§ Task instructions
Return every entry in the listing word for word.

§ Material provided
[Start of Attachment]

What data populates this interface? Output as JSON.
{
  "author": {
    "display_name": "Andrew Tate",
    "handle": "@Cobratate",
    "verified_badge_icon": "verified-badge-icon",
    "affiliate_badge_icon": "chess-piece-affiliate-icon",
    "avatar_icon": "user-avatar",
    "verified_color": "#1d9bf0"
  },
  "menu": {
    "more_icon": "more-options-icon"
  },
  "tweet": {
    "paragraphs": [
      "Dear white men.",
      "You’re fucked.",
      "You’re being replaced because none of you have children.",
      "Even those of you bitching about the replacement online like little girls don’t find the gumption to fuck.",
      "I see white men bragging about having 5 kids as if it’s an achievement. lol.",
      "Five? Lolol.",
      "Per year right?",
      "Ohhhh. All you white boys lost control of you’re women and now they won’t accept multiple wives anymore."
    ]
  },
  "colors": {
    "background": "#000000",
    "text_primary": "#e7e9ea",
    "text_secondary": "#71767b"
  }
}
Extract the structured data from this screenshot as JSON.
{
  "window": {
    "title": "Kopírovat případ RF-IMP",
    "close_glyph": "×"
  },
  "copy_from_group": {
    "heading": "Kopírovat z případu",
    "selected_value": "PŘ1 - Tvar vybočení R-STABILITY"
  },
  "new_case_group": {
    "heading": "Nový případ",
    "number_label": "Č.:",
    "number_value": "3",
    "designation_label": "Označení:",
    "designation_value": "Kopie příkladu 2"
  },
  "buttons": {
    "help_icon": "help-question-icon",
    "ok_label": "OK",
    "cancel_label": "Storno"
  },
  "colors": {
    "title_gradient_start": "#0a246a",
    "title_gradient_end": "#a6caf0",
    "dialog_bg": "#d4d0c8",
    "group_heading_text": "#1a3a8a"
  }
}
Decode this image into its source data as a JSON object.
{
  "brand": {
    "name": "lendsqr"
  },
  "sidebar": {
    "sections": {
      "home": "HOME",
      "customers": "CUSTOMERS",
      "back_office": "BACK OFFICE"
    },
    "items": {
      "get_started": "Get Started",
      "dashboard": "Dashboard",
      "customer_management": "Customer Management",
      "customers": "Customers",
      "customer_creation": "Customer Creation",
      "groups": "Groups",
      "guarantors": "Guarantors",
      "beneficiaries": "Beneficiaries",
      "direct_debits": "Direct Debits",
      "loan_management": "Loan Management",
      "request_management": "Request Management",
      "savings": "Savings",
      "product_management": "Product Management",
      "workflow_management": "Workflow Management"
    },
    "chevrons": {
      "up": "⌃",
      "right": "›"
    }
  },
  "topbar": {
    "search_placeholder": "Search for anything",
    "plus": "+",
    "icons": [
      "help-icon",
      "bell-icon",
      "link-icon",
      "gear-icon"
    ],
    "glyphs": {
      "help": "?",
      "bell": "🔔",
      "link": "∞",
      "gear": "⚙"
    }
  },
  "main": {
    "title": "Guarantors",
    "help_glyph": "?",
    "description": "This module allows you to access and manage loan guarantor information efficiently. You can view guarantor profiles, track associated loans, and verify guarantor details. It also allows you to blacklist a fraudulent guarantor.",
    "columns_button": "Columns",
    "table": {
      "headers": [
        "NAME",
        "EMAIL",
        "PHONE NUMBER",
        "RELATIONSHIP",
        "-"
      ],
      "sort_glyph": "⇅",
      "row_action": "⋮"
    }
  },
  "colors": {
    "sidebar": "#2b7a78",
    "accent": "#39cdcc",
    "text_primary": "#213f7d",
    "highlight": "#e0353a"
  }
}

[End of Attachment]

§ Response box
What data populates this interface? Output as JSON.
{
  "author": {
    "display_name": "Andrew Tate",
    "handle": "@Cobratate",
    "verified_badge_icon": "verified-badge-icon",
    "affiliate_badge_icon": "chess-piece-affiliate-icon",
    "avatar_icon": "user-avatar",
    "verified_color": "#1d9bf0"
  },
  "menu": {
    "more_icon": "more-options-icon"
  },
  "tweet": {
    "paragraphs": [
      "Dear white men.",
      "You’re fucked.",
      "You’re being replaced because none of you have children.",
      "Even those of you bitching about the replacement online like little girls don’t find the gumption to fuck.",
      "I see white men bragging about having 5 kids as if it’s an achievement. lol.",
      "Five? Lolol.",
      "Per year right?",
      "Ohhhh. All you white boys lost control of you’re women and now they won’t accept multiple wives anymore."
    ]
  },
  "colors": {
    "background": "#000000",
    "text_primary": "#e7e9ea",
    "text_secondary": "#71767b"
  }
}
Extract the structured data from this screenshot as JSON.
{
  "window": {
    "title": "Kopírovat případ RF-IMP",
    "close_glyph": "×"
  },
  "copy_from_group": {
    "heading": "Kopírovat z případu",
    "selected_value": "PŘ1 - Tvar vybočení R-STABILITY"
  },
  "new_case_group": {
    "heading": "Nový případ",
    "number_label": "Č.:",
    "number_value": "3",
    "designation_label": "Označení:",
    "designation_value": "Kopie příkladu 2"
  },
  "buttons": {
    "help_icon": "help-question-icon",
    "ok_label": "OK",
    "cancel_label": "Storno"
  },
  "colors": {
    "title_gradient_start": "#0a246a",
    "title_gradient_end": "#a6caf0",
    "dialog_bg": "#d4d0c8",
    "group_heading_text": "#1a3a8a"
  }
}
Decode this image into its source data as a JSON object.
{
  "brand": {
    "name": "lendsqr"
  },
  "sidebar": {
    "sections": {
      "home": "HOME",
      "customers": "CUSTOMERS",
      "back_office": "BACK OFFICE"
    },
    "items": {
      "get_started": "Get Started",
      "dashboard": "Dashboard",
      "customer_management": "Customer Management",
      "customers": "Customers",
      "customer_creation": "Customer Creation",
      "groups": "Groups",
      "guarantors": "Guarantors",
      "beneficiaries": "Beneficiaries",
      "direct_debits": "Direct Debits",
      "loan_management": "Loan Management",
      "request_management": "Request Management",
      "savings": "Savings",
      "product_management": "Product Management",
      "workflow_management": "Workflow Management"
    },
    "chevrons": {
      "up": "⌃",
      "right": "›"
    }
  },
  "topbar": {
    "search_placeholder": "Search for anything",
    "plus": "+",
    "icons": [
      "help-icon",
      "bell-icon",
      "link-icon",
      "gear-icon"
    ],
    "glyphs": {
      "help": "?",
      "bell": "🔔",
      "link": "∞",
      "gear": "⚙"
    }
  },
  "main": {
    "title": "Guarantors",
    "help_glyph": "?",
    "description": "This module allows you to access and manage loan guarantor information efficiently. You can view guarantor profiles, track associated loans, and verify guarantor details. It also allows you to blacklist a fraudulent guarantor.",
    "columns_button": "Columns",
    "table": {
      "headers": [
        "NAME",
        "EMAIL",
        "PHONE NUMBER",
        "RELATIONSHIP",
        "-"
      ],
      "sort_glyph": "⇅",
      "row_action": "⋮"
    }
  },
  "colors": {
    "sidebar": "#2b7a78",
    "accent": "#39cdcc",
    "text_primary": "#213f7d",
    "highlight": "#e0353a"
  }
}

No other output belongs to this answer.